For the sprint fights he will have to due without Marco Velo and Volodymyr Dyudya, both of whom are injured. "Missing Velo for a second year will be felt. But [Alberto] Ongarato will be at his best, like [Fabio] Sacchi and [Brett] Lancaster. In the train there will also be [Mirco] Lorenzetto, who is learning the trade.

"We will aim to do well in the opening team time trial in order to take the Maglia Rosa."

Wegmann looks back at the spring

Photo ©: Luc Claessen
(Click for larger image)

The sunny and warm weather in Europe has had an effect on the Spring Classics, according to Gerolsteiner's Fabian Wegmann.

"It's crazy, that so many riders are still together in the final kilometre" of the races, he wrote on his website, "When there is rain, cold or snow, then naturally more riders drop out along the way and the groups at the end of the race are smaller."

In Liège-Bastogne-Liège, Wegmann had to work for captain Davide Rebellin and defend the ProTour leader jersey. "Since we accomplished that, my 29th place finish is rather unimportant. If I didn't have good form, I couldn't ride so well or support my teammates so actively. So I'm satisfied with my race."

Henninger Turm didn't go the way he hoped, either. "I'm the first to say that I'm not one of those riders who bounces back 100% after a one day pause," he wrote.

He would have preferred a quiet day to recover from a stressful Liège, but the team went directly to Frankfurt, Germany, where their hotel was not only in the middle of downtown, but also the site of many race meetings, press conferences and so on. "There was no recovery. I was constantly being spoken to and since I can never say no and always want to be polite ... You know what I mean. With that kind of hubbub, you naturally can't concentrate on the next race."

That showed when it actually came time to ride. "As our team manger Hans Holczer says, it just doesn't work out every time. That's the way it was."

Like others who rode the Classics, Wegmann is now taking a racing break. He will stay home in Freiburg, Germany, for the next week and a half before travelling to France the middle of May with teammates to check out the Tour de France course. He will back in action May 17 with the GP Buchholz, to be followed by the Bayern Rundfahrt.

Formwerks Westside Cycling Classic 2007

BC Provincial Road Race Championship

The 2007 edition of the Formwerks Westside Cycling Classic will be raced this year on the 20th anniversary celebration of National Cancer Survivors Day, Sunday, June 3, 2007, and will be an important fundraising event.

Set in the Pacific Spirit Park and on the edge of the Point Grey Village, the race will be a hard fought battle on a 10.5 kilometre loop which will include roads very familiar to cyclists.

"This year, once again, we are anticipating that riders will come from all over British Columbia and the Pacific Northwest to take part in this great event, and race for more than $6,000 in prize money", said Race Director Jonathan Wornell. "Being the BC Provincial Championships on this exciting new course is a big draw for riders and their families."

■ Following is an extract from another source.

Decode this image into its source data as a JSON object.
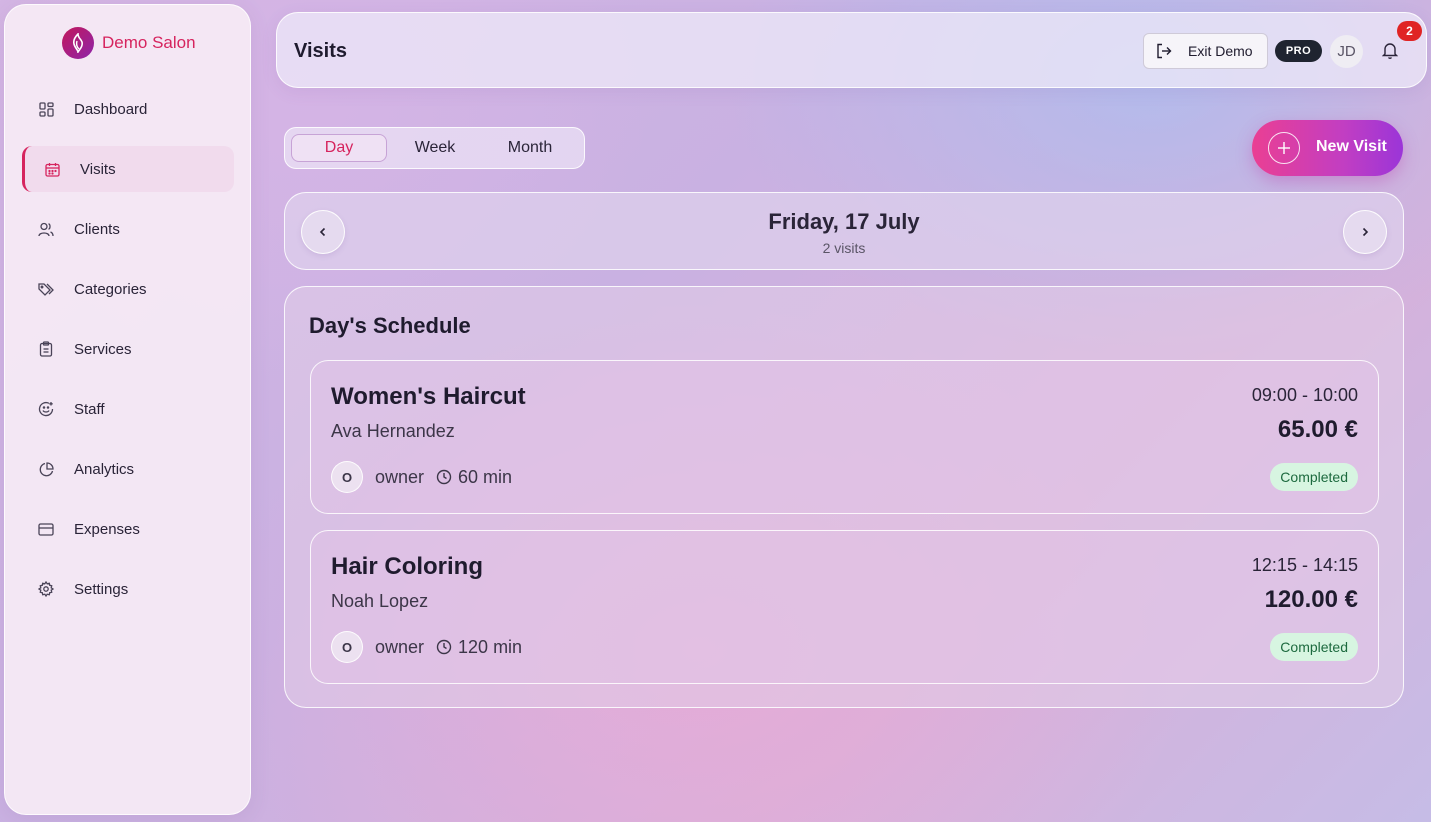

For information on registration and the exciting new course please visit

Previous News    Next News

(All rights reserved/Copyright Knapp Communications Pty Limited 2007)